When Bobby Cox was discussing his team of prospects for tonight, Cristian Pache got extreme praise for his defense. Bobby called Pache "one of the most dynamic defensive players I've ever seen." That's some high praise. Because it's not hyperbole. The kid is very good. #Braves
— Grant McAuley (@grantmcauley) March 28, 2018
This is what our prospect gurus wrote of Pache back in February:
Pache drew a $1.5 million bonus as a 16-year-old in 2015. He’s a perfect example of the reward in signing a top July 2nd prospect, as his tools have taken a huge step forward since signing: his run grade jumped from 60 to 80, his arm from 60 to 70, his raw power from 45 to 55, while he’s also become arguably the best defender at any position in all of minor-league baseball.
The only issue for Pache is tweaking the mechanics of his swing. He needs to lift the ball more and have a stronger base to tap into some of his power and allow his athleticism to play. These are fixable things, he’s just turned 19, he has plenty of hitting tools to survive until this point on them alone. The Braves rave about his makeup and coachability, while his athleticism would be world class in any sport. With little improvement, he’s a Kevin Pillar two- or three-win type defensive specialist and his upside is a six-plus-win type perennial All-Star.
What intrigued me about their tool grades beyond the athleticism and glove our pair’s assessment of Pache’s raw power: a present power grade of 55 (game power 20/40) for a player who had yet not hit a ball out of a professional ballpark?

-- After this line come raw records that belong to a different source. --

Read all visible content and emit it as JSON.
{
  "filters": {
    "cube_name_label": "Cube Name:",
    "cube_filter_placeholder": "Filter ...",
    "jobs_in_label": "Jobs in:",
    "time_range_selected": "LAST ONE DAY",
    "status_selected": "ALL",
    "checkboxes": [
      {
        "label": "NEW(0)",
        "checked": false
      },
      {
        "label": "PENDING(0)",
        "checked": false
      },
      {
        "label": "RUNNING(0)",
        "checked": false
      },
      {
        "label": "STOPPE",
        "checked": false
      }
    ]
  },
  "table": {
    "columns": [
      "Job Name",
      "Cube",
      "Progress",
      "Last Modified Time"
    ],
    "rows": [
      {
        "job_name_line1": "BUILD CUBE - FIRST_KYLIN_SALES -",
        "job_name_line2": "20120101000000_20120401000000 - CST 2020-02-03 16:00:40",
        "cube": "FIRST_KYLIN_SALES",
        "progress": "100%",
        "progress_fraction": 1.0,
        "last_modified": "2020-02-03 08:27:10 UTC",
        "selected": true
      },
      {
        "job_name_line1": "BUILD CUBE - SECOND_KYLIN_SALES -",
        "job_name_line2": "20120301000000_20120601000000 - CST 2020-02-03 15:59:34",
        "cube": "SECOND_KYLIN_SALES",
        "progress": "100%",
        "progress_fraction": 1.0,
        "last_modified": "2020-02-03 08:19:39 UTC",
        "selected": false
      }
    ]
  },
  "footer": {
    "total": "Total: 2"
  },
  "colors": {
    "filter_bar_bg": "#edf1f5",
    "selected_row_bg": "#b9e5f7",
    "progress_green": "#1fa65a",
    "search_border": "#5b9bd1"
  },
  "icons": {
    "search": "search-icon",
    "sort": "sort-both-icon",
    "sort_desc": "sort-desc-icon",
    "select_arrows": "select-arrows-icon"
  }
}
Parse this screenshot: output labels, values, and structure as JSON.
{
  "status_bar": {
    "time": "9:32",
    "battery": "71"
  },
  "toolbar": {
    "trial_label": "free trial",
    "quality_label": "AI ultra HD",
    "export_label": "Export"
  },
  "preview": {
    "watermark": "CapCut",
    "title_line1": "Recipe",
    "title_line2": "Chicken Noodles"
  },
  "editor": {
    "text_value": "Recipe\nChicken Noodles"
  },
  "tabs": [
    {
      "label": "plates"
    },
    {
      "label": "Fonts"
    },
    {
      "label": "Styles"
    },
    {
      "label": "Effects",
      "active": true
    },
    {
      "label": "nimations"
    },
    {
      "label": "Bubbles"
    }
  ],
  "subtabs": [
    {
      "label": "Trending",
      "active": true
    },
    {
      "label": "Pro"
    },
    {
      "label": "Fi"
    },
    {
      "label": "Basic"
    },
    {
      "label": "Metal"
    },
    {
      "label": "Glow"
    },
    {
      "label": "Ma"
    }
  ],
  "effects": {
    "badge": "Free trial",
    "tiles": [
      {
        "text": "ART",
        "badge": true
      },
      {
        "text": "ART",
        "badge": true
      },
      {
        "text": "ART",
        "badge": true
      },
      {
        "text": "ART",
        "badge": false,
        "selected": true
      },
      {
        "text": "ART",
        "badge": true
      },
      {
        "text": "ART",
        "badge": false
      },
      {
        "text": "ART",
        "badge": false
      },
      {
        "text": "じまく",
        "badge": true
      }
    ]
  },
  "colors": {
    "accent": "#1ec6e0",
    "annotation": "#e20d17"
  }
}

While many players develop power as they mature, there are some who never do. Billy Hamilton will never be a power threat, for example. Pache might be, though. The human scouting eye still matters a great deal. A projection system is not going to know about Pache’s swing change. It cannot fully appreciate his athleticism and growth potential. It’s going to see zero home runs in 750 plate appearances.
But Pache has raw power to unlock. He’s a 6-foot-2, 190-pound premium athlete who is only going to become stronger.
And Pache has been working on changing his swing, as Dave O’Brien reported earlier this spring for the Atlanta Journal-Constitution.
He’s reportedly hitting from a stronger base and trying to hit fewer ground balls. He might have already been making some adjustments, as his GB/FB fell from 3.75 in Rookie ball in 2016 to 1.86 in A-ball last season.
Kiley and Eric suggested Pache could be a six-win player if the power becomes average and the hit tool plays. If Pache becomes a six-win player, imagine that player with Acuna in the Braves outfield for the better part of the next decade.
Pache has been driving the ball better all spring. There just isn’t much video evidence of it.
— FOX Sports: Braves (@FOXSportsBraves) March 28, 2018
While Tuesday’s contest was just an exhibition, he still brought power into a game in a way he never had in his professional, albeit brief, career.
While Vladimir Guerrero Jr. did something impossibly awesome Tuesday night, we knew he could hit dingers. We didn’t know if Pache could. Now we know it’s possible. Now the Braves and their fans can really dream.
Okay, okay, it’s early. Get a hold of yourself, Travis. It’s two swings. I get it. But we might be seeing a real skill jump from one of the most interesting prospects in the game this spring. And prospecting is about dreaming, projecting — and Pache remains, arguably, the most interesting prospect in the game to project. Let’s dream a little.